Title: Brancusi’s Bird in Space and 48 other photographs
Artist: Edward Steichen 91879-1973)
Medium or technique: vintage gelatin silver print
Credit: Gift of the Hollander Family in Honor of Morton and Mimi Schapiro
The Block Museum has received an extraordinary gift of 49 vintage photographs by Edward Steichen (American, 1879–1973) from the collection of Richard and Jackie Hollander, a donation made in honor of Northwestern University President Morton Schapiro and his wife Mimi Schapiro.
Steichen is widely recognized as one of the most important photographers of the 20th century. He devoted his 70-year career as an artist and curator to the development, exploration, and promotion of photography as an art form with applications in a variety of artistic and practical fields.
The Hollanders’ gift mostly comprises portraits Steichen made for Condé Nast Publications, where he served as chief photographer from 1923 to 1937. His Vanity Fair portraits are a diverse selection of masterful photographs of influential people and cultural icons, including Franklin D. Roosevelt, Paul Robeson, Eugene O’Neill and Sylvia Field. Also included are groundbreaking fashion photographs taken for Vogue, innovating advertising works and some personal photographs, such as a portrait of the poet Carl Sandburg, Steichen’s lifelong friend and brother-in-law. Other exceptional prints in the gift are a staggering depiction of the George Washington Bridge as a modern marvel of engineering and a photograph of Constantin Brânçusi’s sculpture Bird in Space, taken when it was the subject of a widely publicized and controversial court case concerning the definition of modern art.
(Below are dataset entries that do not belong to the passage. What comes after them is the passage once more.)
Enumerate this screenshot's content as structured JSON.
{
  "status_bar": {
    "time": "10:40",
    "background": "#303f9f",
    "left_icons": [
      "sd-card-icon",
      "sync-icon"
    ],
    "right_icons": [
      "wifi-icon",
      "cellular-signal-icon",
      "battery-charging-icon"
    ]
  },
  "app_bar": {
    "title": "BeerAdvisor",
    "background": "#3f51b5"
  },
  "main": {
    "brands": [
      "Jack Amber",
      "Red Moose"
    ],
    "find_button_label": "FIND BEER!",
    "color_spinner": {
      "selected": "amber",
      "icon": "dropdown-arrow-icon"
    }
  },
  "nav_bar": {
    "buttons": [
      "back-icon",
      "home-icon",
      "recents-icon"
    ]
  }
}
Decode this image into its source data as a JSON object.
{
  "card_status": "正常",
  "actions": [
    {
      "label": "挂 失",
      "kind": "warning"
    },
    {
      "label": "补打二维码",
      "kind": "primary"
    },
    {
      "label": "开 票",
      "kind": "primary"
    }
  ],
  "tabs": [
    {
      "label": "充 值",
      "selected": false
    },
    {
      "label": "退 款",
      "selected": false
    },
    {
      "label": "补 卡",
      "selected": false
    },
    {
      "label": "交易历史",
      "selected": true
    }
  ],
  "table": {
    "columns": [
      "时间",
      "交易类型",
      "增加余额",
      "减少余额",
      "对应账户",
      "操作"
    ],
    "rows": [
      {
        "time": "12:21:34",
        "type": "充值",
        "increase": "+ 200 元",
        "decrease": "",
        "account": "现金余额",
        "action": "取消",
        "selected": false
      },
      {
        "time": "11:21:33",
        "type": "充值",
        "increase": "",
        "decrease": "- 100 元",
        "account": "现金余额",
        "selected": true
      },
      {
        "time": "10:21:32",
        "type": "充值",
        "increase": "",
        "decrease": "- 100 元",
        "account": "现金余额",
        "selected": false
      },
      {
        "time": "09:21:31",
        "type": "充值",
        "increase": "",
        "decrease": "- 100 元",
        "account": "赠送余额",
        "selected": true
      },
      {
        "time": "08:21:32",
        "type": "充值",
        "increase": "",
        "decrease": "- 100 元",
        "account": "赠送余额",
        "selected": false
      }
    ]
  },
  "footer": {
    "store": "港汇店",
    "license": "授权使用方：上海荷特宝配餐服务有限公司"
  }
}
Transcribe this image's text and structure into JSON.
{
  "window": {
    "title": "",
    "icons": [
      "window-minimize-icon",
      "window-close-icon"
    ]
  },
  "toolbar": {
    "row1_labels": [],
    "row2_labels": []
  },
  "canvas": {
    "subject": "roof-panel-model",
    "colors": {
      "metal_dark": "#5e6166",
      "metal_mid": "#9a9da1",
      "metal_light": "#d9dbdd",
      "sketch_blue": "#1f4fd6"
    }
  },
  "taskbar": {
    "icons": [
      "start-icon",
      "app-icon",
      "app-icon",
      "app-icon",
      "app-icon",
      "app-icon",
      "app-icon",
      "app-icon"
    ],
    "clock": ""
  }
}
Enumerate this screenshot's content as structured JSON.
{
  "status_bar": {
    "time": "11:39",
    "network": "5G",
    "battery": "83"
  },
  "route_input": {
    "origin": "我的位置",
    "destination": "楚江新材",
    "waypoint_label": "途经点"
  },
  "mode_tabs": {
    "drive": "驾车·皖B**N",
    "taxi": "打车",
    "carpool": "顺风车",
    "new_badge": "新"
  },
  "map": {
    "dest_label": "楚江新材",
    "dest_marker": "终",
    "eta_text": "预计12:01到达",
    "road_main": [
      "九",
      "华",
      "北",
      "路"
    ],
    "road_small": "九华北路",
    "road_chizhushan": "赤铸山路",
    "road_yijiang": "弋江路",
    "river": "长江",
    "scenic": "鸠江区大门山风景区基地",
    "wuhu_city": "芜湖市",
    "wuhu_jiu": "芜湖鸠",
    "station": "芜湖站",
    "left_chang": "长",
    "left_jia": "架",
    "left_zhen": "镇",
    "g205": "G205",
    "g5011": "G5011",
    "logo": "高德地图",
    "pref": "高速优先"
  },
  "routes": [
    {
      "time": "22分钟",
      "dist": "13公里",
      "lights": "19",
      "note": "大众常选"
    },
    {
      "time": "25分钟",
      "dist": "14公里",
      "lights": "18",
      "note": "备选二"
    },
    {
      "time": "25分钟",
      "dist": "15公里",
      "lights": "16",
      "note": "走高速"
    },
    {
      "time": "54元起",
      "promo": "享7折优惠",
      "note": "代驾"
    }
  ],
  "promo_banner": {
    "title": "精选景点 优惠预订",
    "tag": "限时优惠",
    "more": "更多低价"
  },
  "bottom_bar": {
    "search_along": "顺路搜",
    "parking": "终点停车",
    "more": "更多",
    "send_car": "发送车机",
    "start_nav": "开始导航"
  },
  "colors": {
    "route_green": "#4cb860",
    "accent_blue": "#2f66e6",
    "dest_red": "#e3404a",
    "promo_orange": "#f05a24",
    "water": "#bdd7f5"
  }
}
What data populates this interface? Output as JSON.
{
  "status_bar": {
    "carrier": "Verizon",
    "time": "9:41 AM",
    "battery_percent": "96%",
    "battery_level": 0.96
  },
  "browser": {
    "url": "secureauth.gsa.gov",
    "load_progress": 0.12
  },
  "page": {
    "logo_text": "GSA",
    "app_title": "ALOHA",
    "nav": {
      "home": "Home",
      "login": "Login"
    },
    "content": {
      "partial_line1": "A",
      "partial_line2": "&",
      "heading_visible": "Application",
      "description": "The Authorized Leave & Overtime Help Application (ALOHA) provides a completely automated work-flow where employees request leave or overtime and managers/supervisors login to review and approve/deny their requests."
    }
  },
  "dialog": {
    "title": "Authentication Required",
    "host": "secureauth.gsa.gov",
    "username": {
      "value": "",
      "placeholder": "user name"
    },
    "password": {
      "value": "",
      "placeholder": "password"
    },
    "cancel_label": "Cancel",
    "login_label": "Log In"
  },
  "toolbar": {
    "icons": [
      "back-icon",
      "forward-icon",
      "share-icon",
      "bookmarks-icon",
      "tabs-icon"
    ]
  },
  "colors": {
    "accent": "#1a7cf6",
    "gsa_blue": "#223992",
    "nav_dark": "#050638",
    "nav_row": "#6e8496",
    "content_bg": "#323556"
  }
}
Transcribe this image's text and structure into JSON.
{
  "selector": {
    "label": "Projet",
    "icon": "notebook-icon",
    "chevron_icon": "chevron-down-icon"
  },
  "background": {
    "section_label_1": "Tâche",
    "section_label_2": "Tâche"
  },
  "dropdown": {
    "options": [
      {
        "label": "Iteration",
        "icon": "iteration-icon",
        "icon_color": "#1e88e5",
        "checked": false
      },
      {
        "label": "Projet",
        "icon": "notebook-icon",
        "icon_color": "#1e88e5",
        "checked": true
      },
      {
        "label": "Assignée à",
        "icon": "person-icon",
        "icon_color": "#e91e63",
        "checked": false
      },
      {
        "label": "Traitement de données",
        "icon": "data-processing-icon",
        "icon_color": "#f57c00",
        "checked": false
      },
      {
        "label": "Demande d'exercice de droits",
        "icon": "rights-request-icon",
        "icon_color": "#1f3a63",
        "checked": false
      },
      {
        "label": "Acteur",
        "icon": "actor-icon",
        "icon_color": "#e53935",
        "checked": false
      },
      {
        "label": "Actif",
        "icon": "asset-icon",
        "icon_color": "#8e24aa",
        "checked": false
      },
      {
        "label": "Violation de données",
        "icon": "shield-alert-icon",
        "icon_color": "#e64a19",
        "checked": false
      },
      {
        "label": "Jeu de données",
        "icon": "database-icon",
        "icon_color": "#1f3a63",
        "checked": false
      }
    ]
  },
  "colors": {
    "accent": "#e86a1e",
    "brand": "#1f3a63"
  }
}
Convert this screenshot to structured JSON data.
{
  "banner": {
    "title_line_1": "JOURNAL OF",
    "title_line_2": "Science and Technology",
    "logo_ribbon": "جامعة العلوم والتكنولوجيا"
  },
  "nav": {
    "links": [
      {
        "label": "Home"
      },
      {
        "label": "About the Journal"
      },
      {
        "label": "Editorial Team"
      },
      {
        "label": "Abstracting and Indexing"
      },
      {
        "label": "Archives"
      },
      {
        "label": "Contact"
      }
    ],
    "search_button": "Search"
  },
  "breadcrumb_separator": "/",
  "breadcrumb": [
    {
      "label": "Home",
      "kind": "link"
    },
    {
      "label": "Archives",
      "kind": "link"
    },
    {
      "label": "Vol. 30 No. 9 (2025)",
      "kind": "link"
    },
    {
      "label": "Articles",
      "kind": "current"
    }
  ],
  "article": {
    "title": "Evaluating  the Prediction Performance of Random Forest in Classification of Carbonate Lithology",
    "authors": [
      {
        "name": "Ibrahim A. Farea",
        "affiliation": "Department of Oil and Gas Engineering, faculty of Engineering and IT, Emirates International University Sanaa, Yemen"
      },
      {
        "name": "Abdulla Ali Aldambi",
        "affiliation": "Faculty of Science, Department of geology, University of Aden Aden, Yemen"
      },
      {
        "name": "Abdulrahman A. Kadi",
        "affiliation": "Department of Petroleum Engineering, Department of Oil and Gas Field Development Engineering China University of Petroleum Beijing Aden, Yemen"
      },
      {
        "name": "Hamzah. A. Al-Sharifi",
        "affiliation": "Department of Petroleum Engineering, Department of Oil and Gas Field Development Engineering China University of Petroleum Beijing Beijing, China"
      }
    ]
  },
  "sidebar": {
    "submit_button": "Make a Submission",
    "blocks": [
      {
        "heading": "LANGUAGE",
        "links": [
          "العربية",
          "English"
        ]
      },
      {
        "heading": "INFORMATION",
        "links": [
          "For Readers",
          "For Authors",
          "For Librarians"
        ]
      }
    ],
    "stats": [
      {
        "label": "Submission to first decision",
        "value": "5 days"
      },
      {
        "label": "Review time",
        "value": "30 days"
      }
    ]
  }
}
Steichen first experimented with photography as a young man studying art in Milwaukee. In his twenties, he divided his time between Paris and New York City, becoming involved in the Photo-Secessionists movement, which promoted photography as a fine art and organized some of the first American exhibitions of Pablo Picasso, Henri Matisse, Constantin Brânçusi and Paul Cézanne. During both World Wars, Steichen devoted his skills to developing the first American photographic military surveillance missions and documenting life on naval battleships. From 1947 to 1962, he was the first director of the Department of Photography at the Museum of Modern Art in New York, where he curated The Family of Man. Featuring the work of more than 500 photographers, this exhibition traveled worldwide and was viewed by more than nine million people.
The Los Angeles County Museum of Art and the Whitney Museum of American Art have also received Steichen photographs from the Hollanders.
The Block will display the Steichen photographs this winter (January 17 to April 6, 2014) in the exhibition Steichen/Warhol: Picturing Fame alongside portraits and candid photos by Pop artist Andy Warhol. The show will explore the ways in which glamour and celebrity are represented in photography, mass media and popular culture. The Warhol photographs, a gift from the Andy Warhol Foundation for the Visual Arts, entered the Block collection in 2008.
—Elliot Reichert, curatorial project manager
Edward Steichen, Brancusi’s Bird in Space, 1926, vintage silver print. Gift of the Hollander Family in Honor of Morton and Mimi Schapiro. © Permission of the Estate of Edward Steichen.